→ **What the task asks**:
Word for word, repeat every record.

→ **Data shown**:

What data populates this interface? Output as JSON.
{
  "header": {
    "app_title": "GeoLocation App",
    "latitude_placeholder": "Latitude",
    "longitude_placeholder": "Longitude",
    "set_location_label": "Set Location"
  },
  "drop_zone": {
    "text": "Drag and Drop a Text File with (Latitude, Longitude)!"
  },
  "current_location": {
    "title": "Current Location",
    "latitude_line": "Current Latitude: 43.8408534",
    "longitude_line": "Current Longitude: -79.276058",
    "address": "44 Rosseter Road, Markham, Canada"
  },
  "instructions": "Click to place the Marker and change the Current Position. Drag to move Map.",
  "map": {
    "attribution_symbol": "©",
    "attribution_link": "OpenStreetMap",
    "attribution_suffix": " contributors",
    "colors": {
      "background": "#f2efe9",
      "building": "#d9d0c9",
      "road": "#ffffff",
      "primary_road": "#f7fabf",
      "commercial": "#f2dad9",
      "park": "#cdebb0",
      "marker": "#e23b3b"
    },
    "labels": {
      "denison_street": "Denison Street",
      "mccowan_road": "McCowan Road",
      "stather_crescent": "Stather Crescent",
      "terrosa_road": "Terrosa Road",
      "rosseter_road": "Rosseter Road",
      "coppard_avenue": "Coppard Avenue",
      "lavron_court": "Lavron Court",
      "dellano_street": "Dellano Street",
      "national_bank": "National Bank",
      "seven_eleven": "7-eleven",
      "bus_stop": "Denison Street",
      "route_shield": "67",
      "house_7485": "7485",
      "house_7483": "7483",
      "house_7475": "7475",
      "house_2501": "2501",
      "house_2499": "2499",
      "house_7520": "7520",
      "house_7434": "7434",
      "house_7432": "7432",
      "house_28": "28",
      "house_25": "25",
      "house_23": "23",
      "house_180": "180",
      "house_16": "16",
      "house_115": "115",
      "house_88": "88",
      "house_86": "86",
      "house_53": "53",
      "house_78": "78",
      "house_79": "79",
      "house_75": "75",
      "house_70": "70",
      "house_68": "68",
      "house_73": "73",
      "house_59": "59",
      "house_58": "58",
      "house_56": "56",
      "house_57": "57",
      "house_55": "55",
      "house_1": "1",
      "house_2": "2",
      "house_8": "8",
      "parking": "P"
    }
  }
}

→ **Reply to the task**:
What data populates this interface? Output as JSON.
{
  "header": {
    "app_title": "GeoLocation App",
    "latitude_placeholder": "Latitude",
    "longitude_placeholder": "Longitude",
    "set_location_label": "Set Location"
  },
  "drop_zone": {
    "text": "Drag and Drop a Text File with (Latitude, Longitude)!"
  },
  "current_location": {
    "title": "Current Location",
    "latitude_line": "Current Latitude: 43.8408534",
    "longitude_line": "Current Longitude: -79.276058",
    "address": "44 Rosseter Road, Markham, Canada"
  },
  "instructions": "Click to place the Marker and change the Current Position. Drag to move Map.",
  "map": {
    "attribution_symbol": "©",
    "attribution_link": "OpenStreetMap",
    "attribution_suffix": " contributors",
    "colors": {
      "background": "#f2efe9",
      "building": "#d9d0c9",
      "road": "#ffffff",
      "primary_road": "#f7fabf",
      "commercial": "#f2dad9",
      "park": "#cdebb0",
      "marker": "#e23b3b"
    },
    "labels": {
      "denison_street": "Denison Street",
      "mccowan_road": "McCowan Road",
      "stather_crescent": "Stather Crescent",
      "terrosa_road": "Terrosa Road",
      "rosseter_road": "Rosseter Road",
      "coppard_avenue": "Coppard Avenue",
      "lavron_court": "Lavron Court",
      "dellano_street": "Dellano Street",
      "national_bank": "National Bank",
      "seven_eleven": "7-eleven",
      "bus_stop": "Denison Street",
      "route_shield": "67",
      "house_7485": "7485",
      "house_7483": "7483",
      "house_7475": "7475",
      "house_2501": "2501",
      "house_2499": "2499",
      "house_7520": "7520",
      "house_7434": "7434",
      "house_7432": "7432",
      "house_28": "28",
      "house_25": "25",
      "house_23": "23",
      "house_180": "180",
      "house_16": "16",
      "house_115": "115",
      "house_88": "88",
      "house_86": "86",
      "house_53": "53",
      "house_78": "78",
      "house_79": "79",
      "house_75": "75",
      "house_70": "70",
      "house_68": "68",
      "house_73": "73",
      "house_59": "59",
      "house_58": "58",
      "house_56": "56",
      "house_57": "57",
      "house_55": "55",
      "house_1": "1",
      "house_2": "2",
      "house_8": "8",
      "parking": "P"
    }
  }
}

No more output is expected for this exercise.